A: Wildfires should be thought of as a natural resource first, though they tend to have more costs than benefits. Wildfire are similar to many large scale natural resources (e.g., oil and gas reservoirs, groundwater aquifers, airsheds, water sheds) and this means they often require the cooperation of many landowners, private and public. Unlike these other large-scale resources, however, wildfires are temporary and have uncertain borders. They may last a few hours, a few days, or several months. They may be the size of a house lot or millions of acres. In short, they are unpredictable in time and space, though general trends can be learned over time.
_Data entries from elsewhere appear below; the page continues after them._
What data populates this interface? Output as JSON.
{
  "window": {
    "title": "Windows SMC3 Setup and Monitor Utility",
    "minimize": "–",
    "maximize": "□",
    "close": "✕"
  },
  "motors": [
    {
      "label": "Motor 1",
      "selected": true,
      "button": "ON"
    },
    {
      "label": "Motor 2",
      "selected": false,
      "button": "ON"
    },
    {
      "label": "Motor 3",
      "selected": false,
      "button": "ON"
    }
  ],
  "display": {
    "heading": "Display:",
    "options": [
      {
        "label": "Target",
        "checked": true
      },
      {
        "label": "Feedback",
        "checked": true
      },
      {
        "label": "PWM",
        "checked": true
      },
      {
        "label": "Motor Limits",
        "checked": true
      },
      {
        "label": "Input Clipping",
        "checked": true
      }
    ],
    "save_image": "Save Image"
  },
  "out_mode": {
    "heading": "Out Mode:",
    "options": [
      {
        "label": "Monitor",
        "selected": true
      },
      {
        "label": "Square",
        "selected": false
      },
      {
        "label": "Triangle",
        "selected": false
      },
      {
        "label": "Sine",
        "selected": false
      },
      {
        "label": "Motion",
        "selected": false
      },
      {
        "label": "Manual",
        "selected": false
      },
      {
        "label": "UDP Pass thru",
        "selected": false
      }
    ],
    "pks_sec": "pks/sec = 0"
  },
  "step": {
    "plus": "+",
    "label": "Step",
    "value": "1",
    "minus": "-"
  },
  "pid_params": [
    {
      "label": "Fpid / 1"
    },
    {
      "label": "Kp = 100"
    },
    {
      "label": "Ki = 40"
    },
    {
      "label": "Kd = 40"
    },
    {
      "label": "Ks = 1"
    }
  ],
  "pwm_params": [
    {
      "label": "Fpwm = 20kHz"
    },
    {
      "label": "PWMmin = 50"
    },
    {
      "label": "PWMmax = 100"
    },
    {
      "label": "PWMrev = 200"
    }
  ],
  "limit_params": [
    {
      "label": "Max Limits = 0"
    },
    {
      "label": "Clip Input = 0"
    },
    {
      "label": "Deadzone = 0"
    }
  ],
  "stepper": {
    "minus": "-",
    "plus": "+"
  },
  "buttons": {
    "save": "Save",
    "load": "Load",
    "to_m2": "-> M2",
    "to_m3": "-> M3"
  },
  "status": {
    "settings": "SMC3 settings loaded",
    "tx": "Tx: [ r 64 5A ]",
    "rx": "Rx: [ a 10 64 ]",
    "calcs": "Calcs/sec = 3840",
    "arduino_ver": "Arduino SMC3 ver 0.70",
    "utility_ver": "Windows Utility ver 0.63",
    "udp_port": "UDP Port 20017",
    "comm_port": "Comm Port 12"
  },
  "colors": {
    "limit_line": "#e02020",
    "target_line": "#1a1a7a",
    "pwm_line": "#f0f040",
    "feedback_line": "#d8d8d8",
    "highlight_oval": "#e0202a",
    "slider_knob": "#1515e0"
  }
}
Another unique feature of wildfires is that they also can grow rapidly in the right (or wrong) conditions so that preparedness and rapid response are the keys to effective (and cost-effective) suppression. Because of the importance of this timeliness in suppression, the optimal management of wildfire requires upfront investment to pre-position assets (e.g., crews, equipment) and often military-style (or rule-driven) organization to move quickly.
Q: What conclusions did you and Yoder reach regarding the structure of wildfire suppression institutions?
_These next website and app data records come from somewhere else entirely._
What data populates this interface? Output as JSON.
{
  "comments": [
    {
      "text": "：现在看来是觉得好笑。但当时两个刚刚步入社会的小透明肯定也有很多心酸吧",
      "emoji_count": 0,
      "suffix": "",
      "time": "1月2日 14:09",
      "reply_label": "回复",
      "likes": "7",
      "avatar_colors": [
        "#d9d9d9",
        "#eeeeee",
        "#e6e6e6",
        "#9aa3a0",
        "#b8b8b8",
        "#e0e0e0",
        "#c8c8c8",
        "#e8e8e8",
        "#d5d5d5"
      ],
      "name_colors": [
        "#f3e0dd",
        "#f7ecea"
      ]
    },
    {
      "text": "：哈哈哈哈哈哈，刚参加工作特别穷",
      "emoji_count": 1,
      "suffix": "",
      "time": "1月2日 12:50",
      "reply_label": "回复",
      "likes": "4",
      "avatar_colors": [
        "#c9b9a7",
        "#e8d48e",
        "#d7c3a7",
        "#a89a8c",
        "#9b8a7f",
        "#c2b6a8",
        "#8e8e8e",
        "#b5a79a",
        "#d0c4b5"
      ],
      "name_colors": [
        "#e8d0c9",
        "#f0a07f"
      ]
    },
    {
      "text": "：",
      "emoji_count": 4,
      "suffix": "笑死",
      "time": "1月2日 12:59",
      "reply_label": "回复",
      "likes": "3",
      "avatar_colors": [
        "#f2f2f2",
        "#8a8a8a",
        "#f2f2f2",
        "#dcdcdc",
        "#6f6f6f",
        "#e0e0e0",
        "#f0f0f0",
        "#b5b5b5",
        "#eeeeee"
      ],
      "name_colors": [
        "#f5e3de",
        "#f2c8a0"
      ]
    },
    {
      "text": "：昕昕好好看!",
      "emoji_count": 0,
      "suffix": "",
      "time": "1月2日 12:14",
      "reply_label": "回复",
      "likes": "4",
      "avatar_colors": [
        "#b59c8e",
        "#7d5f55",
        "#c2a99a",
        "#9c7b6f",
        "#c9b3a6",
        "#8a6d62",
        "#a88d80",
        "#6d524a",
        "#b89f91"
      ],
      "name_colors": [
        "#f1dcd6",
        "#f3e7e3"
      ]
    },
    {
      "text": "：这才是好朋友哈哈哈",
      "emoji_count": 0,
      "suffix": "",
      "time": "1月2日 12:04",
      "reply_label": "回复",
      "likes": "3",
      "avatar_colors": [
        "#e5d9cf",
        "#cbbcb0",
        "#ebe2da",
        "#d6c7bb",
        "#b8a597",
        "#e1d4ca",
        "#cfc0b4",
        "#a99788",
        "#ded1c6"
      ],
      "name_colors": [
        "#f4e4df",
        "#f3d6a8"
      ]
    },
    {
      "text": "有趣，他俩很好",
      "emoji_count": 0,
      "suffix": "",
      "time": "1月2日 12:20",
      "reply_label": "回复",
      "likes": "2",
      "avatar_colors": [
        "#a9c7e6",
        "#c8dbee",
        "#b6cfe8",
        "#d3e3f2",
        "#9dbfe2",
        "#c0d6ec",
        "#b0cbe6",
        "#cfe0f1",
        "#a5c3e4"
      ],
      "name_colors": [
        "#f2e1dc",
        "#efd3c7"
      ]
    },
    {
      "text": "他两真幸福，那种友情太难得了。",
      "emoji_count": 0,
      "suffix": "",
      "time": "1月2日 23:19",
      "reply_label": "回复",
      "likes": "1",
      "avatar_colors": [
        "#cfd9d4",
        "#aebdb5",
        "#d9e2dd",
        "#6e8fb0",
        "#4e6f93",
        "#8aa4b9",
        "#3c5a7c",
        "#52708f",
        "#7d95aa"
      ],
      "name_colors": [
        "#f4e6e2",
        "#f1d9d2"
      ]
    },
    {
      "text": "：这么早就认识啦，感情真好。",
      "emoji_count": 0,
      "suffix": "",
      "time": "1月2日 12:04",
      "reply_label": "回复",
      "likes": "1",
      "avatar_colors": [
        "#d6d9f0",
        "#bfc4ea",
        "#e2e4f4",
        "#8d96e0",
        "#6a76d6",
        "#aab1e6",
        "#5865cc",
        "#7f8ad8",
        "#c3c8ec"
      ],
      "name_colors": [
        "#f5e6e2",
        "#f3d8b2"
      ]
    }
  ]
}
A: Our research project is its preliminary stages but there are some things we can say now and hope to understand better later on. First, we observe that organized wildfire suppression – distinct from light burning or the protection of valuable assets – is a relatively recent phenomenon for rural lands, dating back only 100 years or so. The costs of suppression relative to the value of wildlands was simply too high. Organized fire suppression began when timber companies organized to protect their valuable timber assets. Similarly, the U.S. Forest Service grew into a fire organization after it accumulated vast areas of land in the West and, after the 1910 fires, sparked a policy debate that resulted in an aggressive suppression strategy.
Second, there are strong economic foundations for public suppression, and even active federal involvement. The large scale of federal land ownership is one reason and the gains from creating a network of specialized assets that can be available across very large regions. At the same time, however, it seems clear there are potentially big gains from improving incentives within the structure of current suppression organizations. By studying how fire suppression has evolved across time and space, and what the effects of different organizations are, we hope to be able to address the big questions of overall suppression efficiency and reform.